Brief:
Filter the entries and keep only the lines where the string "diana" appears.

Entries from a dataset of interfaces
◇ ◇ ◇ ◇ ◇ ◇ ◇

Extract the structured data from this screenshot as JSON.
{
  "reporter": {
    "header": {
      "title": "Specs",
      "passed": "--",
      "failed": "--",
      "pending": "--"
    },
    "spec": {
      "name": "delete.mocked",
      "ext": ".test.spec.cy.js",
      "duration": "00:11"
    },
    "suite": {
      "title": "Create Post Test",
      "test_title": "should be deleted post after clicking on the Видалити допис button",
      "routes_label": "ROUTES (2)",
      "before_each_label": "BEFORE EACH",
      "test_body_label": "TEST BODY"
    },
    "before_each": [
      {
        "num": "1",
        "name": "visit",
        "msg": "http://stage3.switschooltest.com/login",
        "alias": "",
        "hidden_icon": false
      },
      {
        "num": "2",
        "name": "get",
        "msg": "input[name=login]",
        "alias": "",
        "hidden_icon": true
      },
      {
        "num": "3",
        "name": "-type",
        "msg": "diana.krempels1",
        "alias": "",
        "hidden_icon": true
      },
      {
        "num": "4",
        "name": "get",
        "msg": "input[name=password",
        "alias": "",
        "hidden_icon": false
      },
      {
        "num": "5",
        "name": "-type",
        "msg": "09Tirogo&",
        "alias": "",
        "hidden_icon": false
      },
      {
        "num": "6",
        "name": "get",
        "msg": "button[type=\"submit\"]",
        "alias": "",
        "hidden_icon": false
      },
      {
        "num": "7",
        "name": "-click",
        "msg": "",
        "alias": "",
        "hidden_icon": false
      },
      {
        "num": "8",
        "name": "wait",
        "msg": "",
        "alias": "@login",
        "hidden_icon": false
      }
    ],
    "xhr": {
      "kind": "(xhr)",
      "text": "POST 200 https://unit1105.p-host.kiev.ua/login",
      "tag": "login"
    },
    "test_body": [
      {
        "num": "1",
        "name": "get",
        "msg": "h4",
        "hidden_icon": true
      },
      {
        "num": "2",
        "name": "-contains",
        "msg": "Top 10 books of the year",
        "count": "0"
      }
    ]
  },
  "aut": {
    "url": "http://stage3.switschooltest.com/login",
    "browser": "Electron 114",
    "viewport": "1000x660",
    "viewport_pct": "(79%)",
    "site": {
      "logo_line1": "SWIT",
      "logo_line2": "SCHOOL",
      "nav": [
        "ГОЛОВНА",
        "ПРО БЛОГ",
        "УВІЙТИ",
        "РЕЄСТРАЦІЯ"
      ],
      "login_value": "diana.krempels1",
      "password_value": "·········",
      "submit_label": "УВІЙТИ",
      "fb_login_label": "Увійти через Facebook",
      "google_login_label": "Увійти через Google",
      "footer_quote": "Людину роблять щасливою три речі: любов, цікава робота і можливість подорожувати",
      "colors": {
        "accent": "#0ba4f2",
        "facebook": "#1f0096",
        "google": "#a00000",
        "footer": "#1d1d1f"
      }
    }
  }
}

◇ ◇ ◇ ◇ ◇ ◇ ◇

Exercise answer:
        "msg": "diana.krempels1",
      "login_value": "diana.krempels1",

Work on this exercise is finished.